Wood, black lacquer, and silver; well hollowed, with a flat lip and recessed flat foot surrounded by a protruding convex footrim; the wooden bottle covered in black lacquer and decorated with an inlaid silver-wire design of blossoming prunus branches and an inscription in seal script with the title 'Subtle fragrance and sparse shadows', followed by the date '[Made on an] autumn day of the wuzi year'. Autumn, 1888 Height: 4.93 cm Mouth/lip: 0.53/1.24 cm Stopper: glass; silver collar
Condition: Two areas of silver wire slightly proud of the surface; otherwise, workshop condition
Provenance: Sotheby's, Hong Kong, 28 October 1992, part of lot 425
Published: Kleiner 1995, no. 329 Treasury 7, no. 1645 Chen Tao 2002 , p. 57, fig. 95
Exhibited: British Museum, London, JuneOctober 1995 Israel Museum, Jerusalem, JulyNovember 1997 Chen Tao, Jianshi biyanhu, p. 57, fig. 95
In the snuff bottle world, silver-wire inlay became popular mainly at the end of the Qing dynasty, although there is one extremely rare ebony snuff bottle inlaid with silver wire and turquoise glass that was made in the Qianlong palace workshops; it bears a rare mark saying it was 'supervised by the Qianlong emperor' (Meriem Collection, Christie's, New York, 19 March 2008, lot 223).
This appears to have been a northern technique that was revived in the late Qing. The two brothers responsible were Tian Zhimin and Tian Zizheng from Weixian, in Shandong province. They were key artists in the Guangxu-period revival of this art, an art they learned from Yao Xueqian, who was best at imitating Han inlaid gold and silver wares. They also benefitted from the fact that their father, Tian Rongrui (hao: Yufan) worked for Chen Jieqi (18131884; also a native of Weixian), one of the most important connoisseurs and collectors of antiquities in the late Qing. The boys were thus provided a solid foundation in archaic designs and scripts. When Yao Xueqian died, Chen loaned his collection of rubbings of seal scripts and bronzes to the Tian brothers to copy. Their studio was situated at the east gate of Weixian during the latter part of the Guangxu period. The excellence of their work brought the brothers far-reaching fame, and Tian Zhimin's son, Yizhai, carried on the family art into the twentieth century. This seems to have caused a fashion for this sort of inlay, which is reflected in the snuff bottle world by a series of late-Qing snuff bottles, usually of black-lacquered surfaces with silver (and sometimes gold) wire inlay, bearing a number of different names. The artists who made the snuff bottles also produced a larger number of spectacular snuff dishes, many of which were fragments of broken Jun-ware pottery from the Song to early Ming dynasties enclosed in a black-lacquered wood frame, with inscriptions, signatures, and dates inlaid in silver and gold.

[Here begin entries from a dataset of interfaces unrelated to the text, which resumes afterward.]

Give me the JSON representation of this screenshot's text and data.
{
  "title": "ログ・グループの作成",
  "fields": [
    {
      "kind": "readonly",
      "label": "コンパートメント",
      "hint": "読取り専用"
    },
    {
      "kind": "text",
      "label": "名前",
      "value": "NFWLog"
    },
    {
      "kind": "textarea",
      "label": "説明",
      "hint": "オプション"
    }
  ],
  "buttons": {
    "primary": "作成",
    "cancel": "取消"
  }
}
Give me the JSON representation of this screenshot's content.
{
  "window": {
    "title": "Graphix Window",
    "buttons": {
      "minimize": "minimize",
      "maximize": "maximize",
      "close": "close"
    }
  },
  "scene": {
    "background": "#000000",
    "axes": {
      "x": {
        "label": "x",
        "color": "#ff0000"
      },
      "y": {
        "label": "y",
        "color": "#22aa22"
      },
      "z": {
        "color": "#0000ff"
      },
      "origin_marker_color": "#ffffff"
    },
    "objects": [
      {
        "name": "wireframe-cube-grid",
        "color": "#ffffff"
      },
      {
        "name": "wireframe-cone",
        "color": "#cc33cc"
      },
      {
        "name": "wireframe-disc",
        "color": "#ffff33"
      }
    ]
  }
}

This example bears a date that we can be fairly certain refers to the year 1888, since a date sixty years earlier or later seems highly unlikely. Another example from the collection was Sale 2, lot 134.
This bottle was once described as having a separate inset piece of wood as the shoulders and neck. The area is completely covered in lacquer, so it is not evident from the exterior, but the grain is precisely commensurate with it being a single piece of wood, and the interior has no join line at all, so it is probably all one piece. 'Subtle fragrance' and 'sparse shadows' are extracted from two lines in a poem composed by Lin Bu (see lot 41 in this sale). The poem, 'A Little Prunus Tree in a Mountain Garden', gave the world two characterizations of the beauty of prunus blossoms that would forever be associated with the flower. The fact that the prunus was especially esteemed by scholars over the centuries as an emblem of fortitude and spiritual purity makes this snuff bottle one that would have been eagerly sought after among the intelligentsia.
A second bottle, with the same decoration, inscription, and date, although differently laid out, was in Sotheby's, London, 5 December 1983, lot 260.